Lawrie produced 0.9 f-WAR when he suffered what then-manager Robin Ventura described a “tricky” injury on July 21. Despite numerous tests and a lengthy rehab, Lawrie never returned to the field and was frustrated by the experience. Last month, Lawrie tweeted that he believes the cause of his injury was wearing orthotics for the first time in his career.

He was projected to earn $5.1 million, according to MLBTraderumors.com and earned $4.125 million in 2016.

Garcia hit .245/.307/.385 with 12 homers and 51 RBIs in 453 plate appearances over 120 games. The projected salary for Garcia, arb-eligible for the first time, was $3.4 million.

The team also offered contracts to Miguel Gonzalez and Todd Frazier, who are eligible for free agency in 2018, first baseman Jose Abreu and relievers Dan Jennings, Zach Putnam and Jake Petricka, among others.

The White Sox have until mid-January to reach an agreement with their arbitration-eligible players.
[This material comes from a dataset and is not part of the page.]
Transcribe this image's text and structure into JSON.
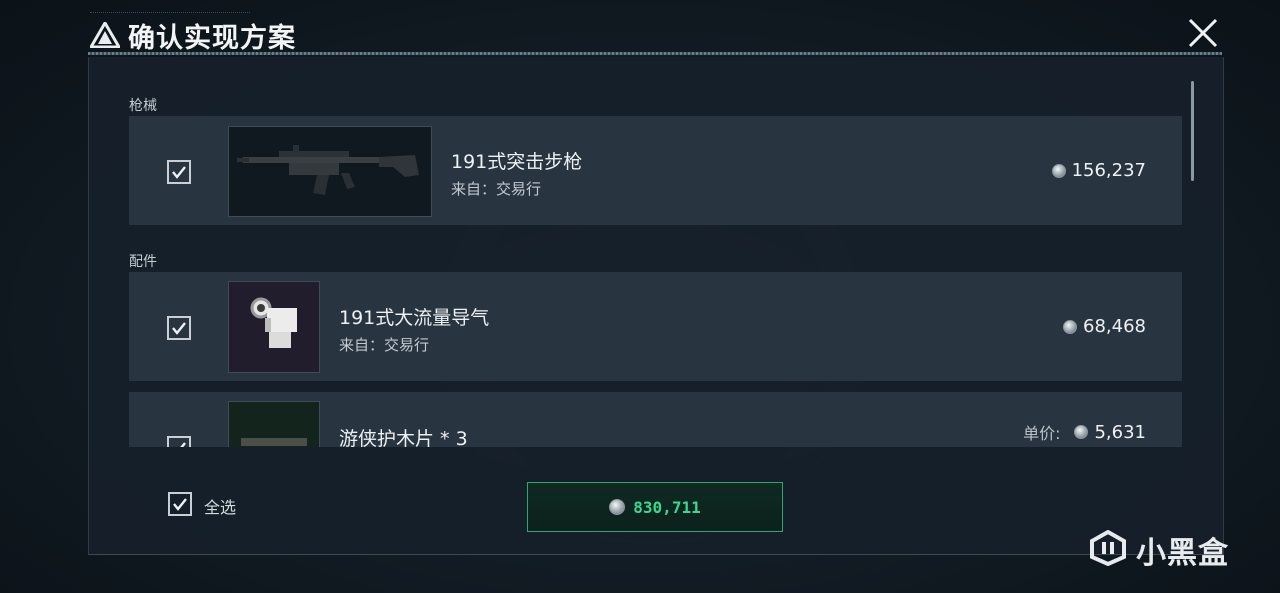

If they haven’t, both sides submit figures for arbitration cases, which are then heard throughout February.

White Sox announcer Jason Benetti cracks Crain's 40 under 40

White Sox announcer Jason Benetti cracks Crain's 40 under 40

Crain's Chicago Business released its latest 40 under 40 project and White Sox announcer Jason Benetti made this year's list.

The 33-year-old just finished his first season with the White Sox as play-by-play announcer, working the home games at U.S. Cellular Field (before it was renamed Guaranteed Rate Field last month) alongside Steve Stone as longtime broadcaster Hawk Harrelson saw his workload reduced to mostly road games.

Benetti quickly became a fan favorite among Chicagoans on CSN and other networks in 2016 and his cerebral palsy became more of a backstory, with his work alongside Stone and his affable sense of humor taking center stage instead.

Among other topics, Benetti discussed how he approaches his job of broadcasting for the team he grew up rooting for:

Law school taught me that there are always two sides of the argument. I see it from the Sox prism, but I can’t believe in my heart of hearts that, if the Sox lose, the world’s over anymore. That first game, I was like, “All right, it’s just a game.” And then Avi Garcia hits a homer late in the game against the Indians and I call it like I would call it with a little more. And as the ball cleared the fence, when it was rolling around, I got a slight tear in my eye. And I was like, “What’s that?”

Check out the entire interview with Benetti and the full list at ChicagoBusiness.com.